Disney Princess Stories
- Running time: approximately 60 minutes.
- Running time: approximately 64 minutes.
- Running time: approximately 60 minutes.
Disney Princess Sing-Along Songs
- Running time: approximately 45 minutes.
- Running time: approximately 34 minutes.
Disney Princess Party
- Running time: approximately 60 minutes.
- Running time: approximately 102 minutes.
- Running time: approximately 60 minutes.
Not surprisingly, the future of Disney Princess is bright. We'll examine that future in the final section.
The Future of Disney Princess
Since Disney Princess is one of the biggest entertainment successes of all time, it's not surprising that Disney is planning many more Disney Princess projects for the years to come. The company supports the Disney Princess brand year-round through consumer products, merchandise, theatrical releases, home videos, television, theme parks, a Web site, radio air play, and live entertainment. Additional kid-friendly electronic products especially made for smaller hands -- such as TVs, wearable VGA cameras, games -- are on the horizon, as is a new emphasis for older 'tween and teen fans.
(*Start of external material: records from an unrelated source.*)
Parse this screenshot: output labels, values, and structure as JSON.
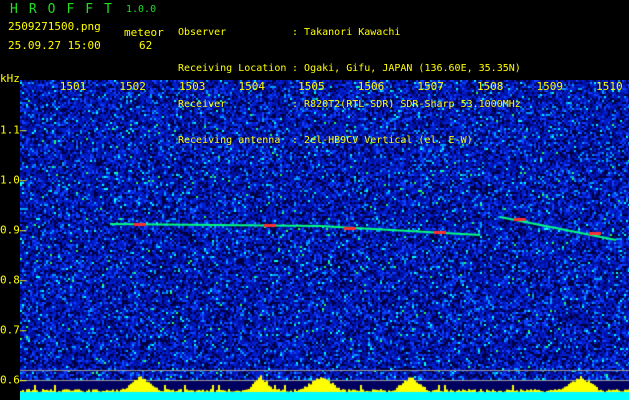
{
  "header": {
    "app": "HROFFT",
    "version": "1.0.0",
    "file": "2509271500.png",
    "datetime": "25.09.27 15:00",
    "meteor_label": "meteor",
    "meteor_count": "62"
  },
  "info": [
    {
      "label": "Observer",
      "value": "Takanori Kawachi"
    },
    {
      "label": "Receiving Location",
      "value": "Ogaki, Gifu, JAPAN (136.60E, 35.35N)"
    },
    {
      "label": "Receiver",
      "value": "R820T2(RTL-SDR) SDR-Sharp 53.1000MHz"
    },
    {
      "label": "Receiving antenna",
      "value": "2el-HB9CV Vertical (el. E-W)"
    }
  ],
  "chart_data": {
    "type": "heatmap",
    "ylabel": "kHz",
    "x_ticks": [
      "1501",
      "1502",
      "1503",
      "1504",
      "1505",
      "1506",
      "1507",
      "1508",
      "1509",
      "1510"
    ],
    "y_ticks": [
      "1.1",
      "1.0",
      "0.9",
      "0.8",
      "0.7",
      "0.6"
    ],
    "ylim": [
      0.56,
      1.2
    ],
    "colors": {
      "background": "#000080",
      "signal": "#ff2020",
      "histogram": "#ffff00",
      "baseline": "#00ffff"
    }
  }
}
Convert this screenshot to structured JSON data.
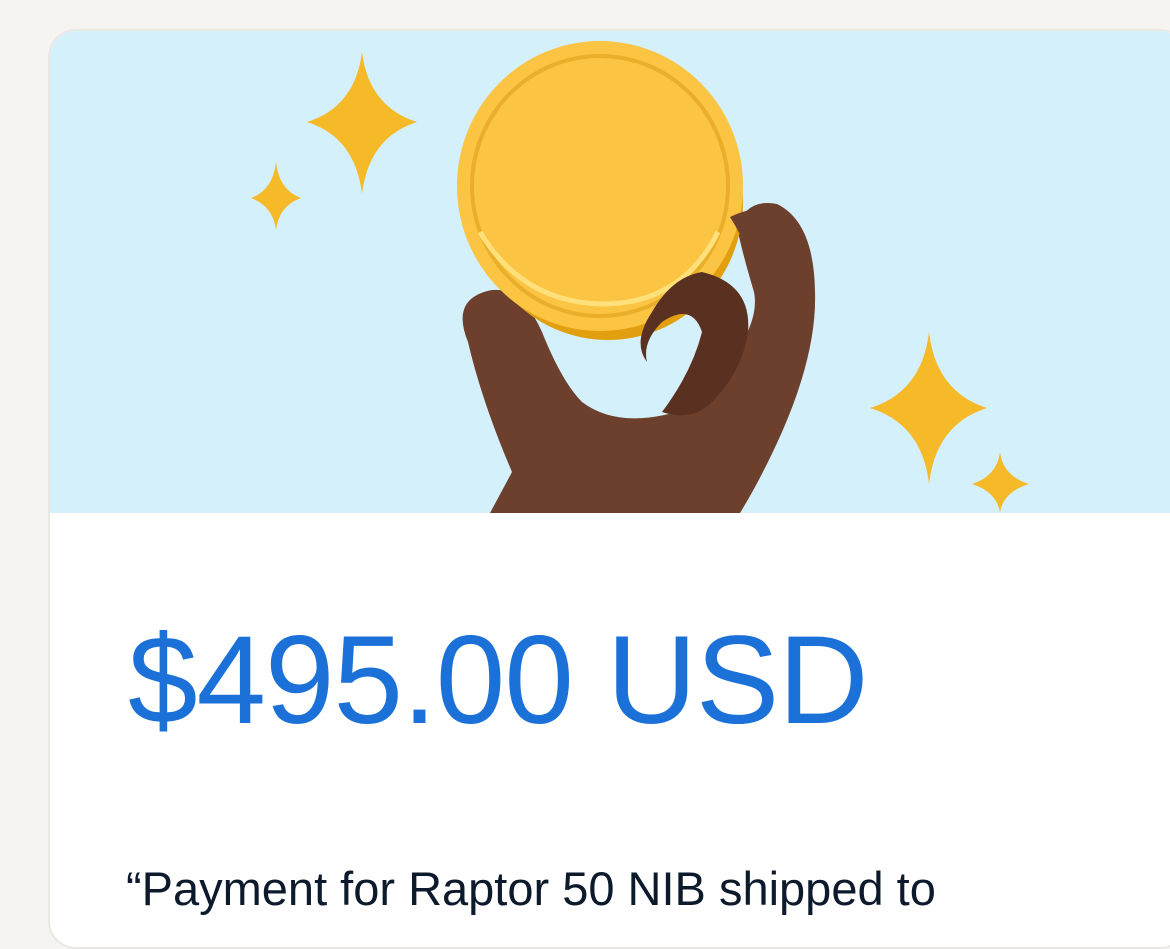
{
  "payment": {
    "amount": "$495.00 USD",
    "note": "“Payment for Raptor 50 NIB shipped to"
  },
  "illustration": {
    "icon": "hand-holding-coin-icon",
    "colors": {
      "background": "#d4f0fb",
      "coin": "#fcc443",
      "sparkle": "#f6b928",
      "hand": "#6d402d"
    }
  },
  "colors": {
    "amount_text": "#1c71d8",
    "body_text": "#0d1a2c",
    "page_background": "#f5f4f1"
  }
}
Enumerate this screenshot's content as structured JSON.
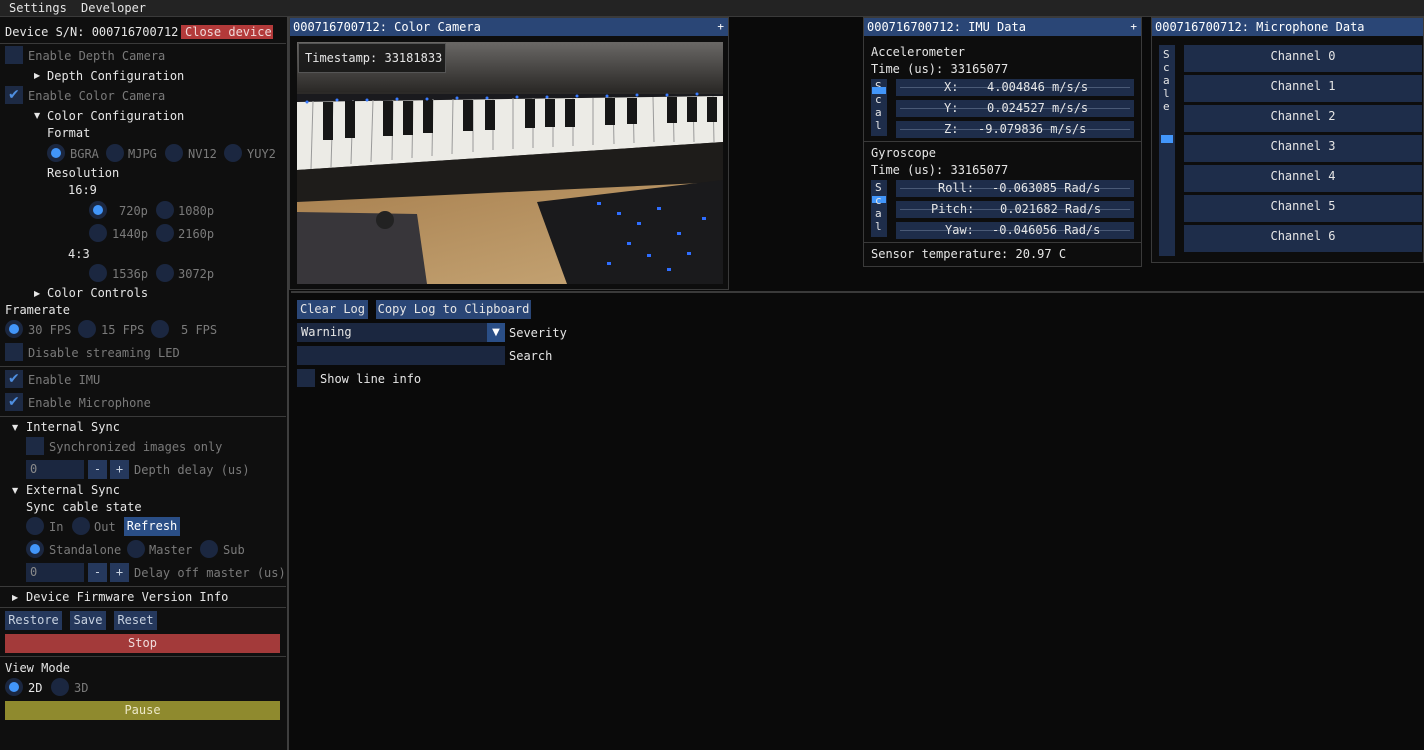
{
  "menubar": {
    "items": [
      "Settings",
      "Developer"
    ]
  },
  "device": {
    "serial_label": "Device S/N: 000716700712",
    "close_label": "Close device"
  },
  "depth": {
    "enable_label": "Enable Depth Camera",
    "config_label": "Depth Configuration"
  },
  "color": {
    "enable_label": "Enable Color Camera",
    "config_label": "Color Configuration",
    "format_label": "Format",
    "formats": [
      "BGRA",
      "MJPG",
      "NV12",
      "YUY2"
    ],
    "resolution_label": "Resolution",
    "ratio_16_9": "16:9",
    "res_16_9": [
      "720p",
      "1080p",
      "1440p",
      "2160p"
    ],
    "ratio_4_3": "4:3",
    "res_4_3": [
      "1536p",
      "3072p"
    ],
    "controls_label": "Color Controls"
  },
  "framerate": {
    "label": "Framerate",
    "options": [
      "30 FPS",
      "15 FPS",
      "5 FPS"
    ]
  },
  "led_label": "Disable streaming LED",
  "imu_enable_label": "Enable IMU",
  "mic_enable_label": "Enable Microphone",
  "internal_sync": {
    "label": "Internal Sync",
    "sync_only_label": "Synchronized images only",
    "depth_delay_value": "0",
    "depth_delay_label": "Depth delay (us)"
  },
  "external_sync": {
    "label": "External Sync",
    "cable_state_label": "Sync cable state",
    "in_label": "In",
    "out_label": "Out",
    "refresh_label": "Refresh",
    "modes": [
      "Standalone",
      "Master",
      "Sub"
    ],
    "delay_value": "0",
    "delay_label": "Delay off master (us)"
  },
  "stepper": {
    "minus": "-",
    "plus": "+"
  },
  "firmware_label": "Device Firmware Version Info",
  "actions": {
    "restore": "Restore",
    "save": "Save",
    "reset": "Reset",
    "stop": "Stop"
  },
  "view_mode": {
    "label": "View Mode",
    "options": [
      "2D",
      "3D"
    ],
    "pause": "Pause"
  },
  "camera_window": {
    "title": "000716700712: Color Camera",
    "timestamp": "Timestamp: 33181833"
  },
  "imu_window": {
    "title": "000716700712: IMU Data",
    "accel_label": "Accelerometer",
    "accel_time": "Time (us): 33165077",
    "accel": [
      {
        "axis": "X:",
        "value": "4.004846 m/s/s"
      },
      {
        "axis": "Y:",
        "value": "0.024527 m/s/s"
      },
      {
        "axis": "Z:",
        "value": "-9.079836 m/s/s"
      }
    ],
    "gyro_label": "Gyroscope",
    "gyro_time": "Time (us): 33165077",
    "gyro": [
      {
        "axis": "Roll:",
        "value": "-0.063085 Rad/s"
      },
      {
        "axis": "Pitch:",
        "value": "0.021682 Rad/s"
      },
      {
        "axis": "Yaw:",
        "value": "-0.046056 Rad/s"
      }
    ],
    "scale_letters": [
      "S",
      "c",
      "a",
      "l"
    ],
    "temperature": "Sensor temperature: 20.97 C"
  },
  "mic_window": {
    "title": "000716700712: Microphone Data",
    "scale_letters": [
      "S",
      "c",
      "a",
      "l",
      "e"
    ],
    "channels": [
      "Channel 0",
      "Channel 1",
      "Channel 2",
      "Channel 3",
      "Channel 4",
      "Channel 5",
      "Channel 6"
    ]
  },
  "window_plus": "+",
  "log": {
    "clear_label": "Clear Log",
    "copy_label": "Copy Log to Clipboard",
    "severity_value": "Warning",
    "severity_label": "Severity",
    "search_value": "",
    "search_label": "Search",
    "line_info_label": "Show line info"
  },
  "colors": {
    "accent": "#4296fa",
    "title_bar": "#2a4676",
    "stop": "#a33a3a",
    "pause": "#8f8a2e",
    "close": "#b33a3a"
  }
}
"Today's kids are growing up with technology, and it is integral to how they play. They want the same functionality that their parents have, not a toy version. But they also want devices that are fun and let them be kids," said Chris Heatherly, vice president of Global Electronics for Disney Consumer Products. "Our electronics line strikes the perfect balance between play and performance, delivering high quality electronics in an undeniably Disney way that kids will love."
In addition to a Disney Princess Enchanted Line in 2007, the princesses' overwhelming popularity has also inspired Disney to gather more of its movie characters into their own supergroups as extensions of Disney Princess. Fairies are first. "Fairy Dust and the Quest for the Egg" is the cornerstone of the new spin-off called Disney Fairies, building upon the enormous popularity of Tinker Bell by introducing 6- to 9-year-old girls to her secret world and a new circle of fairy friends: Prilla, Beck, Rani, and Terrence. Each has a unique talent, personality, and look. Written by Newbery Honor-winning author Gail Carson Levine, the novel spent more than 20 weeks on The New York Times bestseller list and is currently printed in 51 countries and in 33 languages.
To come are additions to the Disney Fairies line of chapter books; small dolls and role-play items; a "Disney Fairies" magazine launch in Europe; and a multicategory product launch scheduled for spring 2007. The computer-graphic animated film "Tinker Bell" will debut in 2007, with actress Brittany Murphy as the voice of Peter Pan's magical pixie. "To be giving Tinker Bell a voice for the first time is such an honor," Murphy said. "Tinker Bell" will be followed by three more fairy films.
In the next few years, Disney will focus on boy toys with the Disney Prince and Disney Pirate lines being developed using the Disney Princess model. For now, though, your children have a world of Disney Princess products to keep them happy.
Publications International, Ltd.
ABOUT THE AUTHOR:
Vicki Arkoff is entertainment editor for Sweet 16 magazine, and is one of MAD Kids' and MAD Magazine's "usual bunch of idiots." She also writes for Nickelodeon Magazine, Disney Adventures, Tiger Beat, Bop, Sugar (UK), Girlfriend (Australia), and TV Hits (UK, Australia & Germany), and is an authorized biographer and co-writer for such youth-market superstars as Hilary Duff, Jesse McCartney, The Cheetah Girls, Raven-Symone, Emma Roberts, Drake Bell, JoJo, Carrie Underwood, and Kelly Clarkson.